Such studies have concluded that immunity of the prisoners decrease considerably due to inadequate nutrition and dairy products, and that consequently prisoners are more prone to infectious diseases. They are also more likely to suffer from blood pressure, low sugar levels, bloodlessness (Anaemia), and ailments of the lung such as cough, breathlessness, and Pneumonia. Another study in European jails added that prisoners are also more likely to suffer from Hepatitis, and ailments of the heart such as Angina (wherein heart muscles do not get enough oxygen-rich blood), and mitochondria-related problems of the heart. It is probably not coincidental that most of those who died in the Cherlapally jail died of heart-related problems.
According to a report by the Asian Center for Human Rights, in the year 2011, while 1504 people died in police stations, 12,272 prisoners died in jails of India. It translates into the death of 4 prisoners every day; a situation that is alarming and that needs urgent attention. There is no laid down norms for payment of compensation to the victims’ families. The compensation is paid; only on the recommendation of the NHRC.But surprisingly the Prison authorities very sincerely send the video recording of the post mortem process and boast of themselves that they are meticulously following NHRC guidelines.
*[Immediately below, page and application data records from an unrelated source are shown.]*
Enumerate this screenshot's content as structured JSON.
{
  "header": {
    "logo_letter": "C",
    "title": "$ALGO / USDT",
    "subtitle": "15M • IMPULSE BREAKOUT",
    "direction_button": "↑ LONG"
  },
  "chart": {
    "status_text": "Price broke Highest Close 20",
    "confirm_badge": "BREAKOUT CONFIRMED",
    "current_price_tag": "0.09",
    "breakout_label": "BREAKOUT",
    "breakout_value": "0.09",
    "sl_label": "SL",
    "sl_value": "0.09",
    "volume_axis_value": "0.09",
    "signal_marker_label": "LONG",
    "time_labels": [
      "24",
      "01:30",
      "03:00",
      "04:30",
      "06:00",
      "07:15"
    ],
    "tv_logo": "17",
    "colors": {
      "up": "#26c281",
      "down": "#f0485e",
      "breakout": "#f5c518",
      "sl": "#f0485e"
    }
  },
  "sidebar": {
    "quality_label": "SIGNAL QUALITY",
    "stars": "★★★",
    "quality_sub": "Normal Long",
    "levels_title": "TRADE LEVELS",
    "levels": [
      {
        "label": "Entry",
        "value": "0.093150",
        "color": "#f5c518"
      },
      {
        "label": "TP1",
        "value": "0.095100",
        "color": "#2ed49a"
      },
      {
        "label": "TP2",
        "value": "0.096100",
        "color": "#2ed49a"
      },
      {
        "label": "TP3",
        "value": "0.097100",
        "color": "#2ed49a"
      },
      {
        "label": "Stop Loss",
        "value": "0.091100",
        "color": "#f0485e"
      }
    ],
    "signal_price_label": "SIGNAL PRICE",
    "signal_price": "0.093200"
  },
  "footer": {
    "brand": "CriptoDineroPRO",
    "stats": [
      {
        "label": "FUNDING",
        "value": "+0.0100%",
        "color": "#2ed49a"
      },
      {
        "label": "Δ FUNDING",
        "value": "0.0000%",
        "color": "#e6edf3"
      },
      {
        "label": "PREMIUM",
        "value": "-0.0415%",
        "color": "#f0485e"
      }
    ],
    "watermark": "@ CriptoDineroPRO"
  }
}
In our state, the issue of political prisoners and their condition in jails is taken up from time to time by a few organizations. However, no one pays attention to the deaths of prisoners who die anonymous. Those lesser mortals are not part of any politically mobilized group. They are not card carrying members of a political party or a revolutionary collective. Most of their crimes are petty, related to minor feuds about land and within their family. Many others are those who have indulged in petty theft.
Newly elected governments have been promising a compassionate institution of the Police, by bringing in reforms in the institution of police and in prison conditions. As guardians of democratic institutions, unless we take interest in the lives of prisoners living in such brutal conditions, unless we work to improve their conditions, there might arise a situation when we will not be able to forgive ourselves.
Human Rights Activist